**Description of the task**
Search the data below, and report every line in which "video" occurs.

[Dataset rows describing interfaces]
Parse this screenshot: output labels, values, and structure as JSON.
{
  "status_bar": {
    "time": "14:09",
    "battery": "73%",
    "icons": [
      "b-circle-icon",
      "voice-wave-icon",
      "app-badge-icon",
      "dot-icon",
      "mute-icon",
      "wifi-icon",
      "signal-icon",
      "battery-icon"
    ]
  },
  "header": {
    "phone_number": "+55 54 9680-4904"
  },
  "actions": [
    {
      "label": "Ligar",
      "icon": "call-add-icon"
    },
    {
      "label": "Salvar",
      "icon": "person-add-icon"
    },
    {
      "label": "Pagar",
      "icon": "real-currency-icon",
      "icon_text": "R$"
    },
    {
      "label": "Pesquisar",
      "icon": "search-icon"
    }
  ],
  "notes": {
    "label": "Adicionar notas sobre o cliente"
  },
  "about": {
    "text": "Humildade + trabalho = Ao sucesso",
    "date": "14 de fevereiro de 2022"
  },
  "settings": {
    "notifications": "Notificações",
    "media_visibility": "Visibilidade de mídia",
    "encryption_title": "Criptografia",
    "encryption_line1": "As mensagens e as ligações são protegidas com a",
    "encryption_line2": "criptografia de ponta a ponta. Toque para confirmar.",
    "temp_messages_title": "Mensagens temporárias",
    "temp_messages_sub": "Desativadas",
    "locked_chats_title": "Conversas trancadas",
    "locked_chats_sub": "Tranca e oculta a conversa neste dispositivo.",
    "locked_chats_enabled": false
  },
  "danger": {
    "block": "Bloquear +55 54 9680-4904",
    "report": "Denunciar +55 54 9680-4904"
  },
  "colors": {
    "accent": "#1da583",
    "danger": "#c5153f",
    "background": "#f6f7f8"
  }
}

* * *

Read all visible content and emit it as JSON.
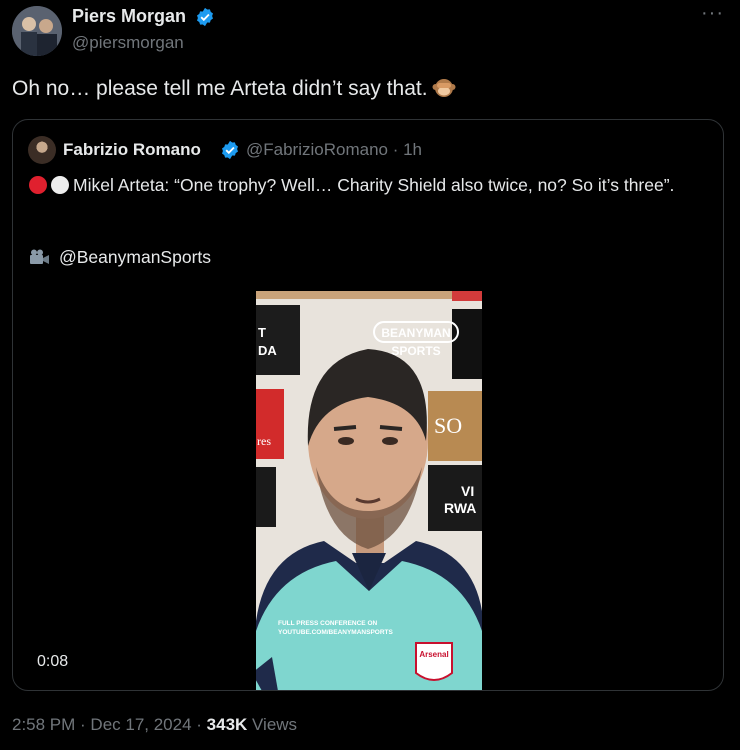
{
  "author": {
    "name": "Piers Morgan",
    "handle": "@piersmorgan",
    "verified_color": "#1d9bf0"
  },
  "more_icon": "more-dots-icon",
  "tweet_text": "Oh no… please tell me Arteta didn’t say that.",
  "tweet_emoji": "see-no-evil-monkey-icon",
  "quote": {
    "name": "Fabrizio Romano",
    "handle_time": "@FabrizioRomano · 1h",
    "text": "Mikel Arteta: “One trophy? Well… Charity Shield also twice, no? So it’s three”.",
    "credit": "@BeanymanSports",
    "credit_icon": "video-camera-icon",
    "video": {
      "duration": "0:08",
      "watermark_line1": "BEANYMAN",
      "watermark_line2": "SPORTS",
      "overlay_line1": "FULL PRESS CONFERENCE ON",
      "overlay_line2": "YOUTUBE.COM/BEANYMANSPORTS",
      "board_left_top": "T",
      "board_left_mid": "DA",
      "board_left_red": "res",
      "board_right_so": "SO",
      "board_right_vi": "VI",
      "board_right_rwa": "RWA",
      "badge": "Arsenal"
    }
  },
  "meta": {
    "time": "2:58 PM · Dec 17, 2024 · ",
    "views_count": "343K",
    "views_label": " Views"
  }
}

**Solved exercise**
    "credit_icon": "video-camera-icon",
    "video": {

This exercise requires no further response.